“If the buyer threatens to walk over $10 or $20 on the payment, and the dealership is unwilling to move significantly to make the deal happen, the buyer can be reasonably assured that he is receiving a fair deal,” explained Drury.
Another thing to be aware of is how add-ons, like accessories and warranties, can influence the price. It isn't uncommon to discuss these after a purchase price has been agreed on, which will only inflate the final cost of the vehicle. It's important to be well educated on whether or not these added costs are necessary, and how much you're willing to spend making upgrades on the basic model of your vehicle.
About That Trade In…
Trading in an older car is a great way to lower the price of your new car. However, getting what your car is worth isn’t as simple as just driving it up the dealership. First and foremost, McPherson recommended negotiating the value of your trade-in apart from the price of the car you wish to purchase. More specifically, he recommended negotiating the price of the car you will purchase before you introduce the trade in at all. Next, you need to do a little research so you can be sure what you are being offered is reasonable.

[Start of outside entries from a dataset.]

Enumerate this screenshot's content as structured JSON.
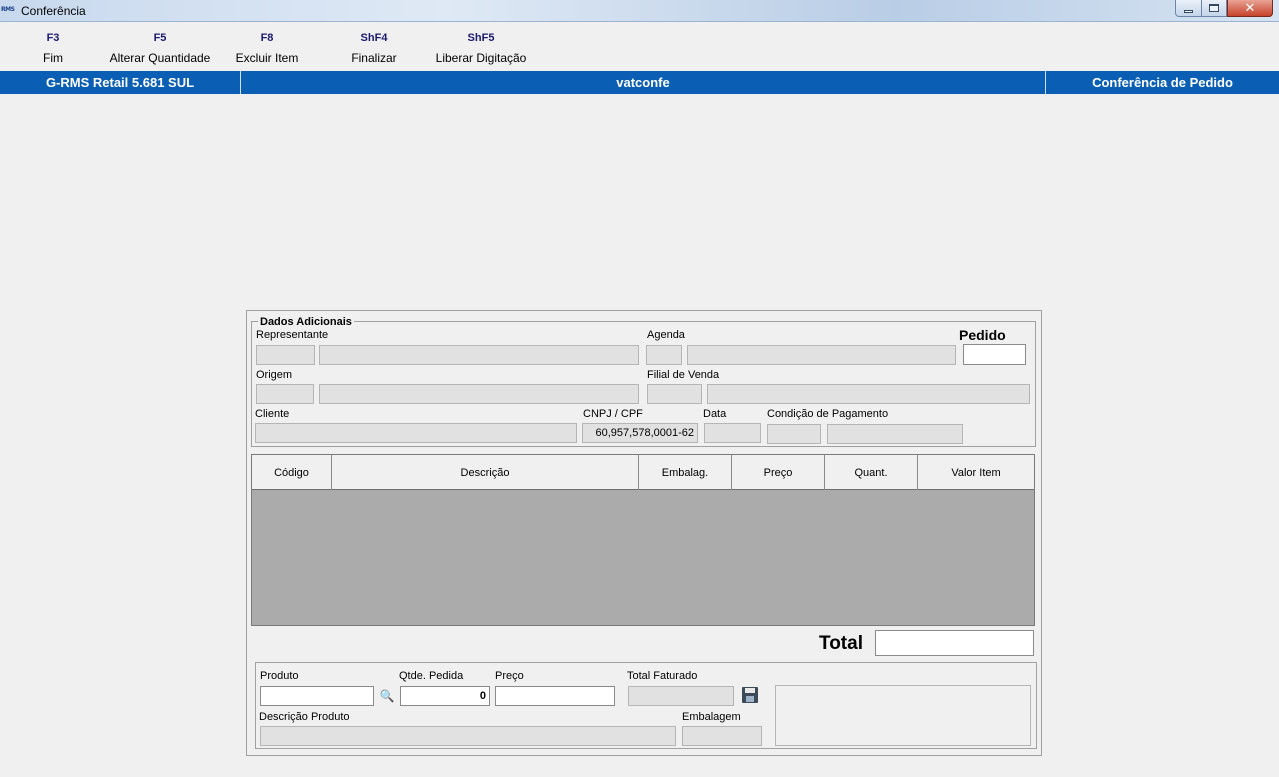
{
  "window": {
    "logo_text": "RMS",
    "title": "Conferência",
    "close_glyph": "✕"
  },
  "toolbar": {
    "keys": [
      {
        "key": "F3",
        "label": "Fim"
      },
      {
        "key": "F5",
        "label": "Alterar Quantidade"
      },
      {
        "key": "F8",
        "label": "Excluir Item"
      },
      {
        "key": "ShF4",
        "label": "Finalizar"
      },
      {
        "key": "ShF5",
        "label": "Liberar Digitação"
      }
    ]
  },
  "statusbar": {
    "app_version": "G-RMS Retail 5.681 SUL",
    "program": "vatconfe",
    "screen": "Conferência de Pedido",
    "color": "#0a5fb4"
  },
  "dados_adicionais": {
    "title": "Dados Adicionais",
    "representante_label": "Representante",
    "agenda_label": "Agenda",
    "pedido_label": "Pedido",
    "pedido_value": "",
    "origem_label": "Origem",
    "filial_label": "Filial de Venda",
    "cliente_label": "Cliente",
    "cnpj_label": "CNPJ / CPF",
    "cnpj_value": "60,957,578,0001-62",
    "data_label": "Data",
    "condicao_label": "Condição de Pagamento"
  },
  "grid": {
    "columns": [
      "Código",
      "Descrição",
      "Embalag.",
      "Preço",
      "Quant.",
      "Valor Item"
    ],
    "rows": []
  },
  "totals": {
    "total_label": "Total",
    "total_value": ""
  },
  "entry": {
    "produto_label": "Produto",
    "produto_value": "",
    "qtde_label": "Qtde. Pedida",
    "qtde_value": "0",
    "preco_label": "Preço",
    "preco_value": "",
    "total_faturado_label": "Total Faturado",
    "descricao_label": "Descrição Produto",
    "embalagem_label": "Embalagem",
    "search_icon": "binoculars-icon",
    "save_icon": "floppy-disk-icon"
  }
}
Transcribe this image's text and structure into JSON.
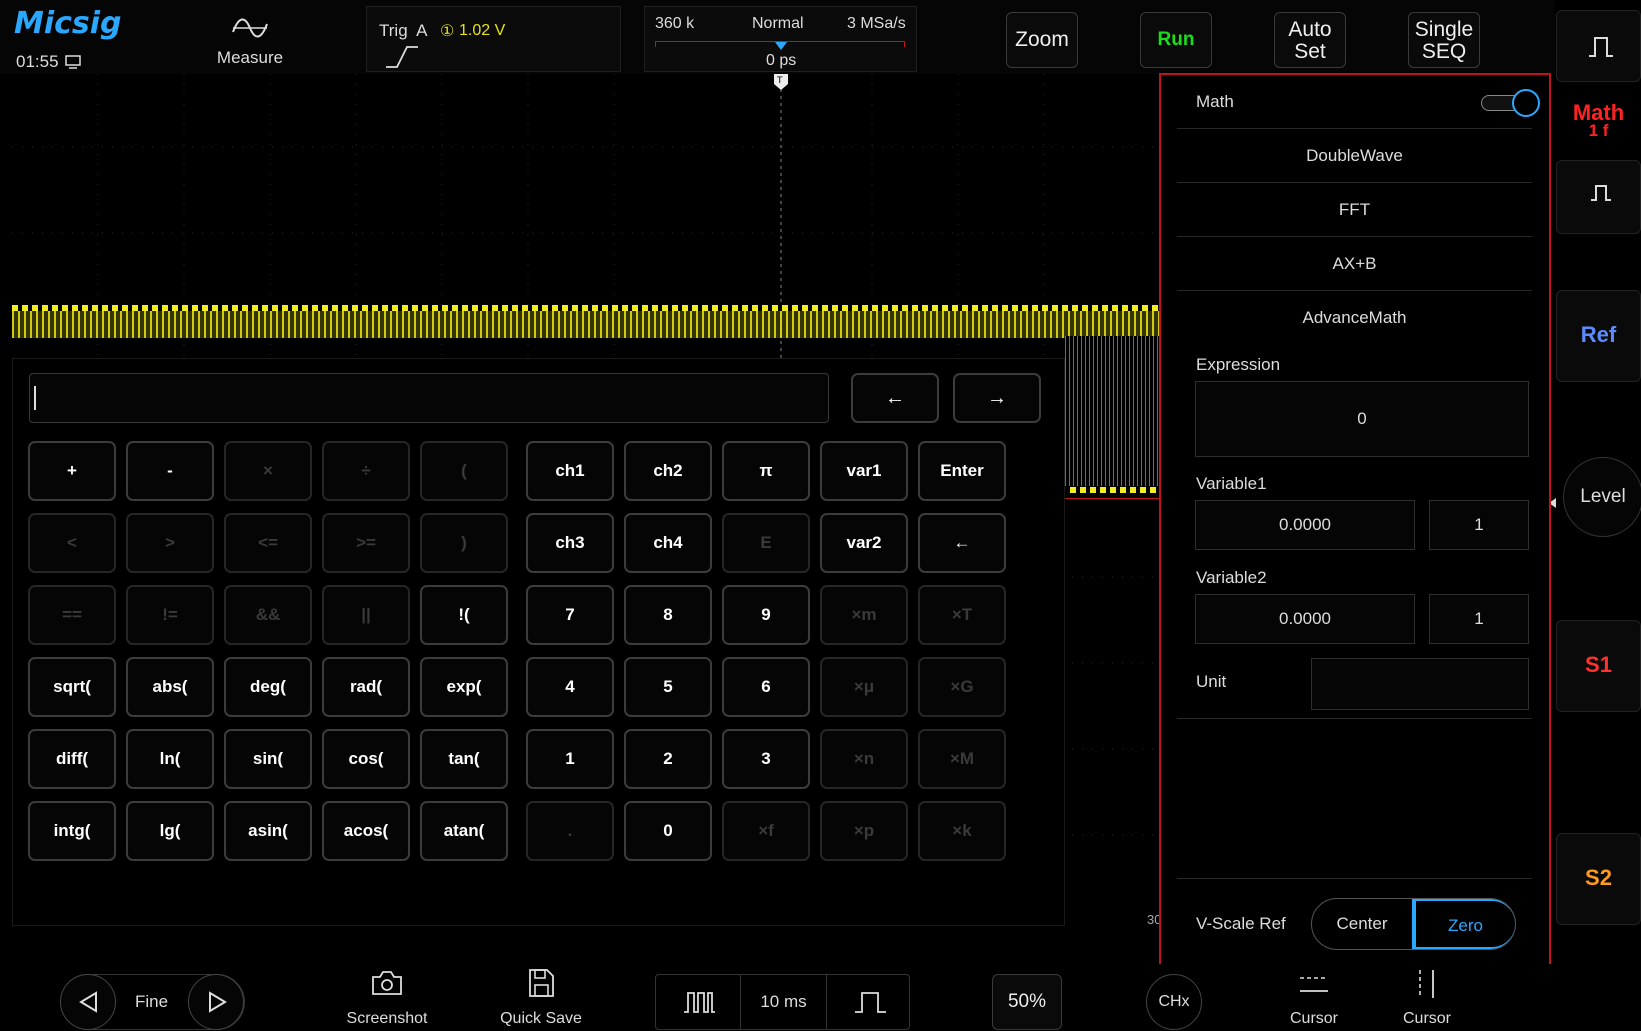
{
  "header": {
    "brand": "Micsig",
    "clock": "01:55",
    "measure_label": "Measure",
    "trig_label": "Trig  A",
    "trig_channel": "①",
    "trig_level": "1.02 V",
    "memory": "360 k",
    "acq_mode": "Normal",
    "sample_rate": "3 MSa/s",
    "time_offset": "0 ps",
    "zoom_label": "Zoom",
    "run_label": "Run",
    "autoset_label_1": "Auto",
    "autoset_label_2": "Set",
    "single_label_1": "Single",
    "single_label_2": "SEQ"
  },
  "side": {
    "math_label": "Math",
    "math_sub": "1 f",
    "ref_label": "Ref",
    "level_label": "Level",
    "s1_label": "S1",
    "s2_label": "S2"
  },
  "panel": {
    "title": "Math",
    "toggle_on": true,
    "items": [
      "DoubleWave",
      "FFT",
      "AX+B",
      "AdvanceMath"
    ],
    "expression_label": "Expression",
    "expression_value": "0",
    "var1_label": "Variable1",
    "var1_value": "0.0000",
    "var1_multiplier": "1",
    "var2_label": "Variable2",
    "var2_value": "0.0000",
    "var2_multiplier": "1",
    "unit_label": "Unit",
    "unit_value": "",
    "vscale_label": "V-Scale Ref",
    "vscale_center": "Center",
    "vscale_zero": "Zero"
  },
  "calculator": {
    "input_value": "",
    "left_arrow": "←",
    "right_arrow": "→",
    "keys": [
      [
        "+",
        "-",
        "×",
        "÷",
        "(",
        "ch1",
        "ch2",
        "π",
        "var1",
        "Enter"
      ],
      [
        "<",
        ">",
        "<=",
        ">=",
        ")",
        "ch3",
        "ch4",
        "E",
        "var2",
        "←"
      ],
      [
        "==",
        "!=",
        "&&",
        "||",
        "!(",
        "7",
        "8",
        "9",
        "×m",
        "×T"
      ],
      [
        "sqrt(",
        "abs(",
        "deg(",
        "rad(",
        "exp(",
        "4",
        "5",
        "6",
        "×μ",
        "×G"
      ],
      [
        "diff(",
        "ln(",
        "sin(",
        "cos(",
        "tan(",
        "1",
        "2",
        "3",
        "×n",
        "×M"
      ],
      [
        "intg(",
        "lg(",
        "asin(",
        "acos(",
        "atan(",
        ".",
        "0",
        "×f",
        "×p",
        "×k"
      ]
    ],
    "dim_keys": [
      "×",
      "÷",
      "(",
      "<",
      ">",
      "<=",
      ">=",
      ")",
      "E",
      "==",
      "!=",
      "&&",
      "||",
      "×m",
      "×T",
      "×μ",
      "×G",
      "×n",
      "×M",
      ".",
      "×f",
      "×p",
      "×k"
    ]
  },
  "bottom": {
    "fine_label": "Fine",
    "screenshot_label": "Screenshot",
    "quicksave_label": "Quick Save",
    "timebase": "10 ms",
    "percent": "50%",
    "chx_label": "CHx",
    "cursor1_label": "Cursor",
    "cursor2_label": "Cursor"
  },
  "colors": {
    "accent": "#2aa8ff",
    "trace": "#e6e014",
    "math_red": "#ff2222",
    "run_green": "#18e018",
    "s1": "#ff3030",
    "s2": "#ff9a1a",
    "ref": "#5a8cff",
    "panel_border": "#c0141c"
  }
}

“Get an offer from CarMax to know what someone will pay for your trade-in,” he suggested. “Looking up a Kelley Blue Book value for your used car and quickly scouring Craig's list will provide further data points. Remember, data is key when negotiating.”
Additionally, you might find that your dealers will try to use recently-auctioned cars to talk down the value of your trade-in. They’ll likely present with a list, highlighting the cars like yours that sold for lower prices. Turn the tables on them, be sure to point out the higher priced auction sales on the very same list.
Financing the Purchase
Paying for a new car in cash is the best option, but not everyone has the means to avoid financing their next car. If you must finance your next vehicle, then be certain that you wait to talk about this aspect until you've agreed on a price.
When talk of financing begins, make sure you’ve come pre-approved from another lending source.
“Large banks to credit unions to newer non-traditional lenders have made auto loan rates competitive, especially for well-qualified borrowers,” explained McPherson. “Before deciding on a lender, be sure to check area dealers' websites for financing offers.”
Coming prepared with pre-approval doesn’t necessarily mean you will end up going with an outside lender, according to Drury. Instead, it allows you the option to walk go with the better option if the financing offered at the dealership doesn’t meet your needs.
“It is usually advisable for the buyer to shop and secure financing before going to the dealership, then allow the dealership to offer even better financing terms,” he explained, noting that buyers with poor credit are more likely to get the best options from the dealership.